Seydou F, Ramahi O & Seppänen T (2006) Analytical computation of energy levels and wave functions in chaotic cavities. Invited speech. Bellagio International Workshop on Mathematical Modeling, Simulation, Visualization and e-Learning, November 20-26, Bellagio, Italy.

Seydou F & Seppänen T (2006) A volume integral method in inverse scattering. IEEE AP-S International Symposium, USNC/URSI National Radio Science Meeting AMEREM Meeting, July 9-14, 2006, Albuquerque, New Mexico.

Tikanmäki A, Haverinen J, Kemppainen A & Röning J (2006) Remote-operated robot swarm for measuring an environment. Proc. ICMA 2006 - International Conference on Machine Automation, June 7-8, Seinäjoki, Finland.

Tulppo M, Kiviniemi A, Hautala A, Mäkikallio T, Tiinanen S, Seppänen T & Huikuri H (2006) Association between baroreflex sensitivity and aerobic fitness after dynamic exercise. ACSM Annual Meeting, Med Sci Sports Exer. Suppl. 38: 18.

Vallius T & Röning J (2006) A telepresence robot system realized by embedded object Concept. Proc. Intelligent Robots and Computer Vision XXIV: Algorithms, Techniques, and Active Vision, October 3-4, Boston, Massachusetts, USA.

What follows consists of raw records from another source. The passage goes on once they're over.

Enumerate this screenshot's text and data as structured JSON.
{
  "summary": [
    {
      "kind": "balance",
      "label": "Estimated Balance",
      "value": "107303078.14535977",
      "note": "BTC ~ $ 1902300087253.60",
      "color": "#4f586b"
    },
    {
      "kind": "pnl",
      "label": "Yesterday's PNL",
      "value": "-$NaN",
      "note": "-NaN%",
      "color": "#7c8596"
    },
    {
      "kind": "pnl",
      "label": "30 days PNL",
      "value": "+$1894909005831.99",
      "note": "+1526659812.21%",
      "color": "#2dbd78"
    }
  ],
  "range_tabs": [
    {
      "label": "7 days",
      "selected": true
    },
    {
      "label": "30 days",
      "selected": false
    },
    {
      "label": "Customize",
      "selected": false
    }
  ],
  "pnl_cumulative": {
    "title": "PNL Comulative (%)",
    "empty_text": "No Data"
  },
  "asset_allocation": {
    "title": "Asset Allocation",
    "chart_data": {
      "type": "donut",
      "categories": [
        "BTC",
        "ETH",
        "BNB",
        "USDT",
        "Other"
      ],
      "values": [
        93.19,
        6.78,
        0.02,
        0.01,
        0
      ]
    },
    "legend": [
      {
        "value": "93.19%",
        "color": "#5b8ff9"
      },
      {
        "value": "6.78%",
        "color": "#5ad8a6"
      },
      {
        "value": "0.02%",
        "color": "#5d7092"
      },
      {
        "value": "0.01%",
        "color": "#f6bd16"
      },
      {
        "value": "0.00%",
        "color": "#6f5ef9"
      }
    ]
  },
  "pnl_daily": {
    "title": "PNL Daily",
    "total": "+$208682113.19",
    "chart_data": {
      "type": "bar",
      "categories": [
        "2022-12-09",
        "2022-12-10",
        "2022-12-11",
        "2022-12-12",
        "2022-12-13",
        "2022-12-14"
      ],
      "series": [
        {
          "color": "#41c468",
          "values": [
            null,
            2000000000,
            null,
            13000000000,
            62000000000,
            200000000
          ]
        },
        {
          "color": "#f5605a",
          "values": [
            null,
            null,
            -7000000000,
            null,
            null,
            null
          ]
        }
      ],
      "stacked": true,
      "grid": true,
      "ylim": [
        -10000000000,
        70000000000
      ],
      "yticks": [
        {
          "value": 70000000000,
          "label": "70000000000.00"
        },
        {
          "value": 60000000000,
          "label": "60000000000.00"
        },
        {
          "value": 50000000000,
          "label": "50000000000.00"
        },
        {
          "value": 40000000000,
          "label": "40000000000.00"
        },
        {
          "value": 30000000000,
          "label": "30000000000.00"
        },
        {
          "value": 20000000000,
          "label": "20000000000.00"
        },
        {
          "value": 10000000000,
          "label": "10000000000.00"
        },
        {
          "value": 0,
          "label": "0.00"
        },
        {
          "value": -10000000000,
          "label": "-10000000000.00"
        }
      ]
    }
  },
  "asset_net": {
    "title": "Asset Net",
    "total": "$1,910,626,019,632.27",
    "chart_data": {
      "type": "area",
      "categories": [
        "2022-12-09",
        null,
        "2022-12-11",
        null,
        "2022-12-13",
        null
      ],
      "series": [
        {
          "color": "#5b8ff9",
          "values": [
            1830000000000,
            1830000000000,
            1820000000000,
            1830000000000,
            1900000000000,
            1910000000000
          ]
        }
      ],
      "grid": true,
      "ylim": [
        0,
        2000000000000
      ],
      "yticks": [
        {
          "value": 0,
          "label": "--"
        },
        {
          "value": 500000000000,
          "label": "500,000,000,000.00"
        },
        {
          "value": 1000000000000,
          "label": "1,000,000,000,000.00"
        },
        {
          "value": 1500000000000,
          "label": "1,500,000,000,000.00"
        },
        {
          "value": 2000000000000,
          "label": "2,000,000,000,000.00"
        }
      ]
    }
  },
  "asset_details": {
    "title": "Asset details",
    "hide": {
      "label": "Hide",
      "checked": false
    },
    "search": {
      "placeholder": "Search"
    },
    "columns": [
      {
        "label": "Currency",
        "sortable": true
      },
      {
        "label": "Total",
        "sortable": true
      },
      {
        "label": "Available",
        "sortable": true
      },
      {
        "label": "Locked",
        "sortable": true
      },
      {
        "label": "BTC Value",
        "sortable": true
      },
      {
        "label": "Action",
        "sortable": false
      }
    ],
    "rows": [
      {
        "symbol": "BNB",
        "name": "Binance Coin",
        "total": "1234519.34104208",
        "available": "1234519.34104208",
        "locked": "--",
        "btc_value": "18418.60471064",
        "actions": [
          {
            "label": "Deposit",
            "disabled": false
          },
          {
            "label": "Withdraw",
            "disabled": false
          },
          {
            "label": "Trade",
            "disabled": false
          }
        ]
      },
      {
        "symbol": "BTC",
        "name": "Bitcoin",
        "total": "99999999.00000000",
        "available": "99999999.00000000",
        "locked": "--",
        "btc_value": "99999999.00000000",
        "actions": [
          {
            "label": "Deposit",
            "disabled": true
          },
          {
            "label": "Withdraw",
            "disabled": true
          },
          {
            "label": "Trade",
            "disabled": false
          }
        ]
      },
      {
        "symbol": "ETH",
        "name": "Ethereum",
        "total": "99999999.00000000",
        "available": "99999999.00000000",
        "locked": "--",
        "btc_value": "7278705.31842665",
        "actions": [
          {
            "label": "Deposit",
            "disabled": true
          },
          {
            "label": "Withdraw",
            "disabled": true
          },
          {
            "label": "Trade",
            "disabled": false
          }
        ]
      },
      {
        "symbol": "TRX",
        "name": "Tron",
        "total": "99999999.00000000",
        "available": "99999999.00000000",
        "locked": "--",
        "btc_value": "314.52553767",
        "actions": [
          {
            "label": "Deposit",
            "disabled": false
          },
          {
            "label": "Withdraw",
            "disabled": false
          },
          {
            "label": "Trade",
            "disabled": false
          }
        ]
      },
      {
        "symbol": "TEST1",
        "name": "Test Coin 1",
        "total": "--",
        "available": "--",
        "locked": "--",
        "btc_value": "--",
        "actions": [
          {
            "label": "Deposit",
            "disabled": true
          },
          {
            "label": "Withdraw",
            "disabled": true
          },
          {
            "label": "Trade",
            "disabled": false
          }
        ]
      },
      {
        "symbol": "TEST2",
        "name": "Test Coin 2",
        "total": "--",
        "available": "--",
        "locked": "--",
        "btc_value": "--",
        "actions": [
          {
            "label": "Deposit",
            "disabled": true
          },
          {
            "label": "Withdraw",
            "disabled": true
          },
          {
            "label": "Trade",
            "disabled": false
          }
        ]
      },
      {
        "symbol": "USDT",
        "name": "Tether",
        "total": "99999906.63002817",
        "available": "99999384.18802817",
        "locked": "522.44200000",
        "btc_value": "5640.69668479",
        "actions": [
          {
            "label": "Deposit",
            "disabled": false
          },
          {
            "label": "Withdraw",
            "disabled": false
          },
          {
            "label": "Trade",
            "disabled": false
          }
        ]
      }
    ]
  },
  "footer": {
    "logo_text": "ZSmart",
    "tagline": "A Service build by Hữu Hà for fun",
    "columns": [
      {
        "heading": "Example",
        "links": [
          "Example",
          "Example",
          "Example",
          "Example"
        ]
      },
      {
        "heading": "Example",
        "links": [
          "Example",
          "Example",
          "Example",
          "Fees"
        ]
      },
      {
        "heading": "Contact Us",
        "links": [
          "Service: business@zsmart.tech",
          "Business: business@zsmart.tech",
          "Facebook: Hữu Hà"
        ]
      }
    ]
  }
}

Vallius T & Röning J (2006) ATOMI II - Framework for easy building of object-oriented embedded systems. Proc. 9th Euromicro Conference on Digital System Design: Architectures, Methods and Tools, August 30 - September 1, Dubrovnik, Croatia, 464-472.

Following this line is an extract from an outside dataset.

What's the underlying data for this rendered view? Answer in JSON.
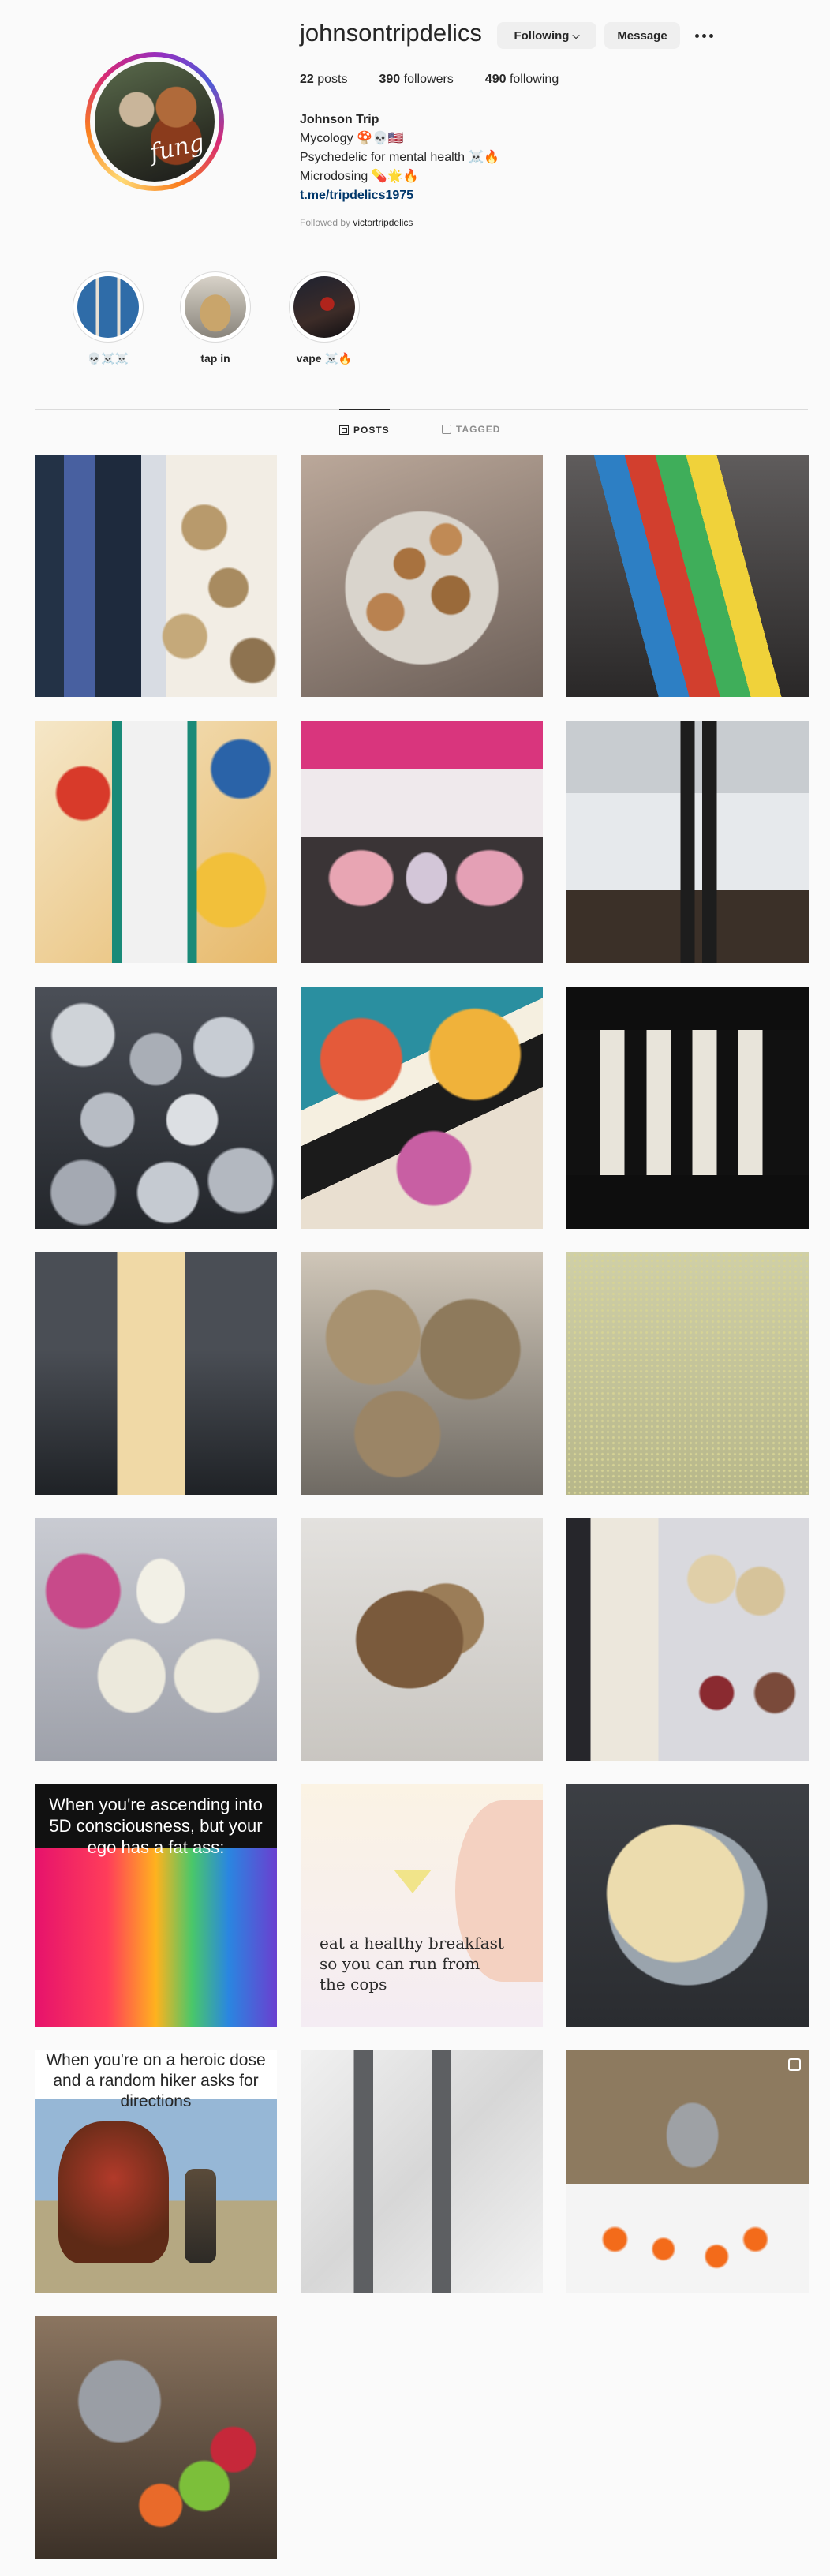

Wieser C & Röning J (2006) Über die Verwundbarkeit von IP-Telefonie-Systemen. Proc. 13th Workshop Sicherheit in vernetzten Systemen, March 1-2, Hamburg, Germany 2006.

Wieser C, Röning J & Takanen A (2006) Security analysis and experiments for VoIP RTP media streams. Proc. 8th International Symposium on Systems and Information Security (SSI2006). November 8-10, Sao Jose dos Campos, Sao Paolo, Brazil.